* [What you should do] All lines below containing the string "name" are to be copied.
___ Exercise data
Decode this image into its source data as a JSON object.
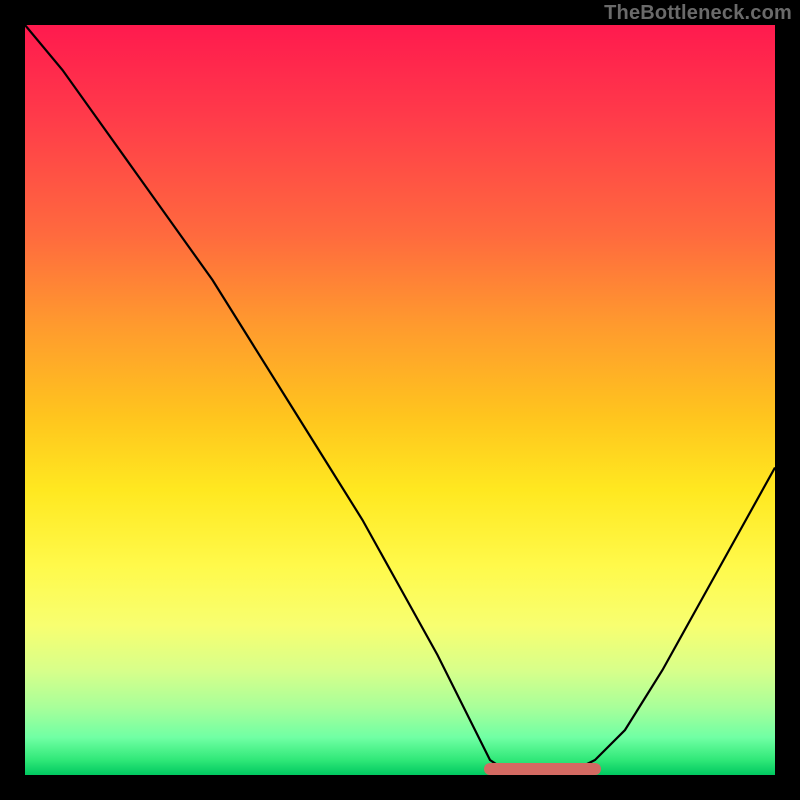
{
  "watermark": "TheBottleneck.com",
  "chart_data": {
    "type": "line",
    "title": "",
    "xlabel": "",
    "ylabel": "",
    "xlim": [
      0,
      100
    ],
    "ylim": [
      0,
      100
    ],
    "grid": false,
    "legend": false,
    "series": [
      {
        "name": "bottleneck-curve",
        "x": [
          0,
          5,
          10,
          15,
          20,
          25,
          30,
          35,
          40,
          45,
          50,
          55,
          60,
          62,
          65,
          68,
          72,
          76,
          80,
          85,
          90,
          95,
          100
        ],
        "y": [
          100,
          94,
          87,
          80,
          73,
          66,
          58,
          50,
          42,
          34,
          25,
          16,
          6,
          2,
          0,
          0,
          0,
          2,
          6,
          14,
          23,
          32,
          41
        ]
      }
    ],
    "annotations": [
      {
        "name": "optimal-range",
        "x_start": 62,
        "x_end": 76,
        "y": 0,
        "color": "#d36a62"
      }
    ],
    "background_gradient": {
      "top_color": "#ff1a4e",
      "bottom_color": "#00c860"
    }
  }
}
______
* [Solution]
        "name": "bottleneck-curve",
        "name": "optimal-range",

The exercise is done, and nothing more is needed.